The book for which Hirschman is best known is his classic Exit, Voice, and Loyalty. The Economist gives a good summary of its basic argument:
Mr Hirschman argued that people have two different ways of responding to disappointment. They can vote with their feet (exit) or stay put and complain (voice). Exit has always been the default position in the United States: Americans are known as being quick to up sticks and move. It is also the default position in the economics profession. Indeed, when his book appeared, Milton Friedman and his colleagues in the Chicago School were busy extending the empire of exit to new areas. If public schools or public housing were rotten, they argued, people should be encouraged to escape them.

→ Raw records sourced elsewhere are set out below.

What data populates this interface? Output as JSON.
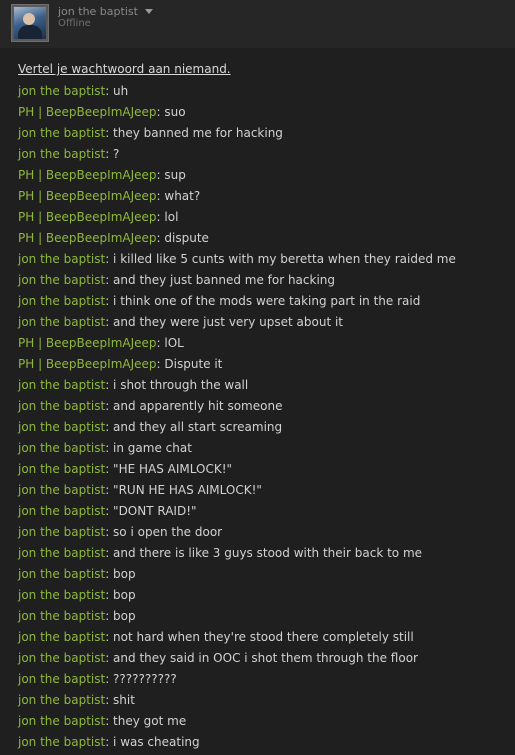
{
  "header": {
    "username": "jon the baptist",
    "status": "Offline"
  },
  "warning": "Vertel je wachtwoord aan niemand.",
  "messages": [
    {
      "sender": "jon the baptist",
      "text": "uh"
    },
    {
      "sender": "PH | BeepBeepImAJeep",
      "text": "suo"
    },
    {
      "sender": "jon the baptist",
      "text": "they banned me for hacking"
    },
    {
      "sender": "jon the baptist",
      "text": "?"
    },
    {
      "sender": "PH | BeepBeepImAJeep",
      "text": "sup"
    },
    {
      "sender": "PH | BeepBeepImAJeep",
      "text": "what?"
    },
    {
      "sender": "PH | BeepBeepImAJeep",
      "text": "lol"
    },
    {
      "sender": "PH | BeepBeepImAJeep",
      "text": "dispute"
    },
    {
      "sender": "jon the baptist",
      "text": "i killed like 5 cunts with my beretta when they raided me"
    },
    {
      "sender": "jon the baptist",
      "text": "and they just banned me for hacking"
    },
    {
      "sender": "jon the baptist",
      "text": "i think one of the mods were taking part in the raid"
    },
    {
      "sender": "jon the baptist",
      "text": "and they were just very upset about it"
    },
    {
      "sender": "PH | BeepBeepImAJeep",
      "text": "lOL"
    },
    {
      "sender": "PH | BeepBeepImAJeep",
      "text": "Dispute it"
    },
    {
      "sender": "jon the baptist",
      "text": "i shot through the wall"
    },
    {
      "sender": "jon the baptist",
      "text": "and apparently hit someone"
    },
    {
      "sender": "jon the baptist",
      "text": "and they all start screaming"
    },
    {
      "sender": "jon the baptist",
      "text": "in game chat"
    },
    {
      "sender": "jon the baptist",
      "text": "\"HE HAS AIMLOCK!\""
    },
    {
      "sender": "jon the baptist",
      "text": "\"RUN HE HAS AIMLOCK!\""
    },
    {
      "sender": "jon the baptist",
      "text": "\"DONT RAID!\""
    },
    {
      "sender": "jon the baptist",
      "text": "so i open the door"
    },
    {
      "sender": "jon the baptist",
      "text": "and there is like 3 guys stood with their back to me"
    },
    {
      "sender": "jon the baptist",
      "text": "bop"
    },
    {
      "sender": "jon the baptist",
      "text": "bop"
    },
    {
      "sender": "jon the baptist",
      "text": "bop"
    },
    {
      "sender": "jon the baptist",
      "text": "not hard when they're stood there completely still"
    },
    {
      "sender": "jon the baptist",
      "text": "and they said in OOC i shot them through the floor"
    },
    {
      "sender": "jon the baptist",
      "text": "??????????"
    },
    {
      "sender": "jon the baptist",
      "text": "shit"
    },
    {
      "sender": "jon the baptist",
      "text": "they got me"
    },
    {
      "sender": "jon the baptist",
      "text": "i was cheating"
    }
  ],
  "colors": {
    "background": "#1f1f1f",
    "sender_name": "#8fb93b",
    "message_text": "#d2d2d2",
    "status_text": "#6f6f6f"
  }
}
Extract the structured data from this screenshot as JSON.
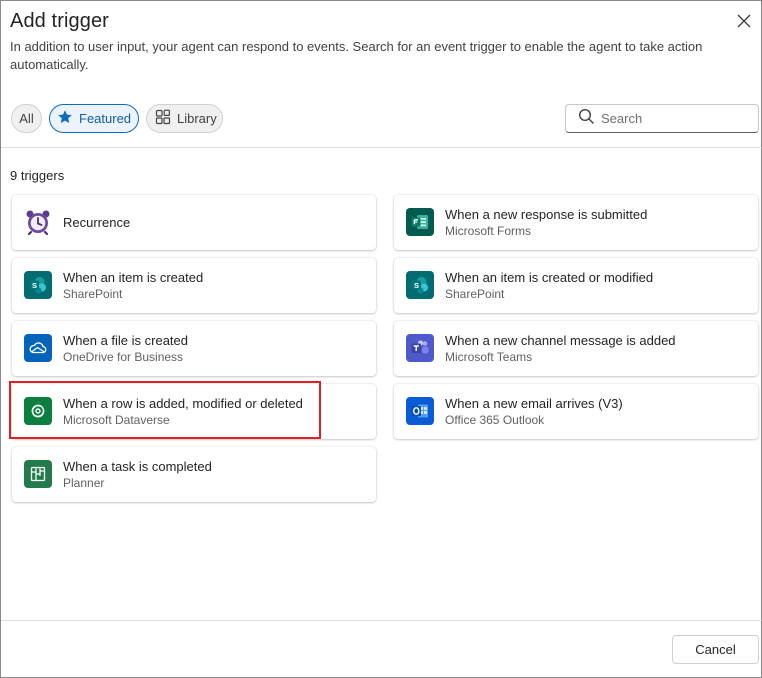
{
  "dialog": {
    "title": "Add trigger",
    "subtitle": "In addition to user input, your agent can respond to events. Search for an event trigger to enable the agent to take action automatically."
  },
  "filters": {
    "all_label": "All",
    "featured_label": "Featured",
    "library_label": "Library",
    "active": "Featured"
  },
  "search": {
    "placeholder": "Search",
    "value": ""
  },
  "count_label": "9 triggers",
  "triggers": [
    {
      "name": "Recurrence",
      "connector": "",
      "icon": "alarm-clock-icon"
    },
    {
      "name": "When a new response is submitted",
      "connector": "Microsoft Forms",
      "icon": "forms-icon"
    },
    {
      "name": "When an item is created",
      "connector": "SharePoint",
      "icon": "sharepoint-icon"
    },
    {
      "name": "When an item is created or modified",
      "connector": "SharePoint",
      "icon": "sharepoint-icon"
    },
    {
      "name": "When a file is created",
      "connector": "OneDrive for Business",
      "icon": "onedrive-icon"
    },
    {
      "name": "When a new channel message is added",
      "connector": "Microsoft Teams",
      "icon": "teams-icon"
    },
    {
      "name": "When a row is added, modified or deleted",
      "connector": "Microsoft Dataverse",
      "icon": "dataverse-icon"
    },
    {
      "name": "When a new email arrives (V3)",
      "connector": "Office 365 Outlook",
      "icon": "outlook-icon"
    },
    {
      "name": "When a task is completed",
      "connector": "Planner",
      "icon": "planner-icon"
    }
  ],
  "footer": {
    "cancel_label": "Cancel"
  },
  "colors": {
    "accent": "#0f6cbd",
    "highlight": "#e01f26",
    "sharepoint": "#036c70",
    "forms": "#035a4f",
    "onedrive": "#0364b8",
    "teams": "#5059c9",
    "dataverse": "#0b7f3f",
    "outlook": "#0a5bd6",
    "planner": "#237b4b"
  }
}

Mr Hirschman raised some problems with the cult of exit. Sometimes, it entrenches the status quo. Dictators may rule longer if their bravest critics flee abroad (indeed, Cuba uses emigration as a safety valve). Monopolies may have an easier life if their stroppiest customers find an alternative. Mr Hirschman got the idea for his book during a ghastly train journey in Nigeria: he concluded that the country’s railways were getting worse because the most vocal customers were shifting to the roads.
Exit may also reinforce the cycle of decline. State schools may get worse if the pushiest parents take their custom elsewhere. Mr Hirschman worried that a moderate amount of exit might produce the worst of all worlds: “an oppression of the weak by the incompetent and an exploitation of the poor by the lazy which is the more durable and stifling as it is both unambitious and escapable.”…
But Mr Hirschman’s overall point was not that exit is bad but that exit and “voice” work best together. Reformers are more likely to be able to fix an organisation if there is a danger that their clients will leave. The problem with Friedman et al was that they focused only on exit and not on how exit and voice could be used to reinforce each other.
I’ve quoted a rather long segment of the Economist’s piece, because Hirschman’s point is critically important, and all too frequently ignored.
Without the right to exit, there can be no freedom. But if our only choice is between shutting up and leaving, there can be no progress, no institutional improvement. That’s the great virtue of dissent, of voice–something the “love it or leave it” folks seem unable to grasp.
Sometimes, we want to remain in a situation–a marriage, a job, a country–because we care enough to want to improve it.